It’s not just retail that’s been given the digital treatment at AllSaints: Under Kim’s watch the nearly 3,000 staffers worldwide communicate via custom-made internal social and instant messaging networks and video conferencing with Google Apps. They train by means of videos produced in-house rather than by online manuals. “We want every team member to think digital,” said Kim.
The brand’s turnaround has been speedy, and Kim said that Lion’s cofounder Lyndon Lea has played a major role as a hands-on investor. Kim said Lea “leads by example. He’s supporting and challenging us.”
Lea certainly had a mighty task in front of him when he acquired AllSaints in 2011 along with Goode Partners in a deal valuing the company at about 105 million pounds, or $173.3 million. Goode has since sold its stake.
Although the brand name was untarnished, the company was in a financial mess. It had been forced to restructure following the nationalization of the Icelandic bank Kaupthing, which had inherited a majority stake in AllSaints after the former investor, Baugur, filed for bankruptcy in 2009.

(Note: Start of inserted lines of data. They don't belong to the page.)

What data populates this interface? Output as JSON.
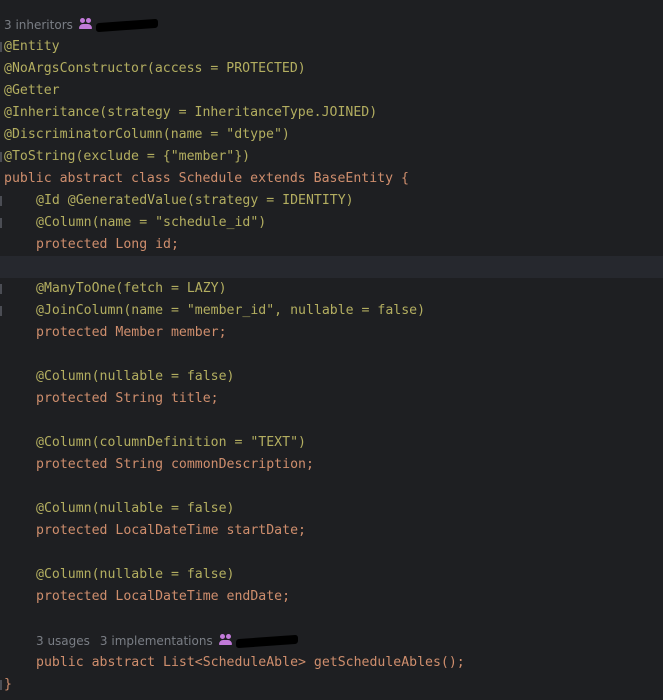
{
  "class_inlay": {
    "inheritors": "3 inheritors"
  },
  "method_inlay": {
    "usages": "3 usages",
    "implementations": "3 implementations"
  },
  "code_lines": [
    "@Entity",
    "@NoArgsConstructor(access = PROTECTED)",
    "@Getter",
    "@Inheritance(strategy = InheritanceType.JOINED)",
    "@DiscriminatorColumn(name = \"dtype\")",
    "@ToString(exclude = {\"member\"})",
    "public abstract class Schedule extends BaseEntity {",
    "@Id @GeneratedValue(strategy = IDENTITY)",
    "@Column(name = \"schedule_id\")",
    "protected Long id;",
    "",
    "@ManyToOne(fetch = LAZY)",
    "@JoinColumn(name = \"member_id\", nullable = false)",
    "protected Member member;",
    "",
    "@Column(nullable = false)",
    "protected String title;",
    "",
    "@Column(columnDefinition = \"TEXT\")",
    "protected String commonDescription;",
    "",
    "@Column(nullable = false)",
    "protected LocalDateTime startDate;",
    "",
    "@Column(nullable = false)",
    "protected LocalDateTime endDate;",
    "",
    "public abstract List<ScheduleAble> getScheduleAbles();",
    "}"
  ],
  "colors": {
    "background": "#1e1f22",
    "current_line": "#26282e",
    "annotation": "#b3ae60",
    "keyword": "#cf8e6d",
    "string": "#6aab73",
    "field": "#c77dbb",
    "method": "#56a8f5",
    "text": "#bcbec4",
    "inlay": "#7a7e85"
  }
}
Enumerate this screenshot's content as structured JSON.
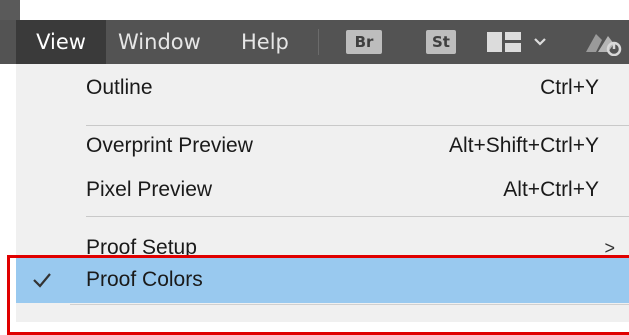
{
  "menubar": {
    "items": [
      {
        "label": "View",
        "active": true
      },
      {
        "label": "Window"
      },
      {
        "label": "Help"
      }
    ],
    "app_icons": [
      {
        "label": "Br",
        "icon": "bridge-icon"
      },
      {
        "label": "St",
        "icon": "stock-icon"
      }
    ],
    "workspace_icon": "workspace-switcher-icon",
    "cloud_icon": "cloud-sync-icon"
  },
  "dropdown": {
    "items": [
      {
        "label": "Outline",
        "shortcut": "Ctrl+Y"
      },
      {
        "label": "Overprint Preview",
        "shortcut": "Alt+Shift+Ctrl+Y"
      },
      {
        "label": "Pixel Preview",
        "shortcut": "Alt+Ctrl+Y"
      },
      {
        "label": "Proof Setup",
        "submenu_arrow": ">"
      },
      {
        "label": "Proof Colors",
        "checked": true,
        "highlighted": true
      }
    ]
  },
  "colors": {
    "menubar_bg": "#535353",
    "active_menu_bg": "#3a3a3a",
    "dropdown_bg": "#f0f0f0",
    "highlight_bg": "#99c9ef",
    "annotation_border": "#e00000"
  }
}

Ernst & Young had put Kaupthing’s U.K. division into administration, the British equivalent of Chapter 11, and was charged with finding new investors for the brand, which was founded by the London-based designer Stuart Trevor in 1994.
Even after Lion and Goode took their stake, the drama continued, with management squabbles and the eventual exit of then-ceo Stephen Craig and chairman Kevin Stanford, who had owned the brand with Baugur and overseen the rapid retail rollout.
In addition to AllSaints, Lion’s current portfolio includes John Varvatos, GHD, Perricone MD and the upscale footwear brand Buscemi. Past investments include Jimmy Choo, which Lion purchased in 2004 for 101 million pounds, or $185 million, and flipped three years later for nearly twice that figure.
A Lion spokeswoman declined to comment on the company’s exit strategy for AllSaints.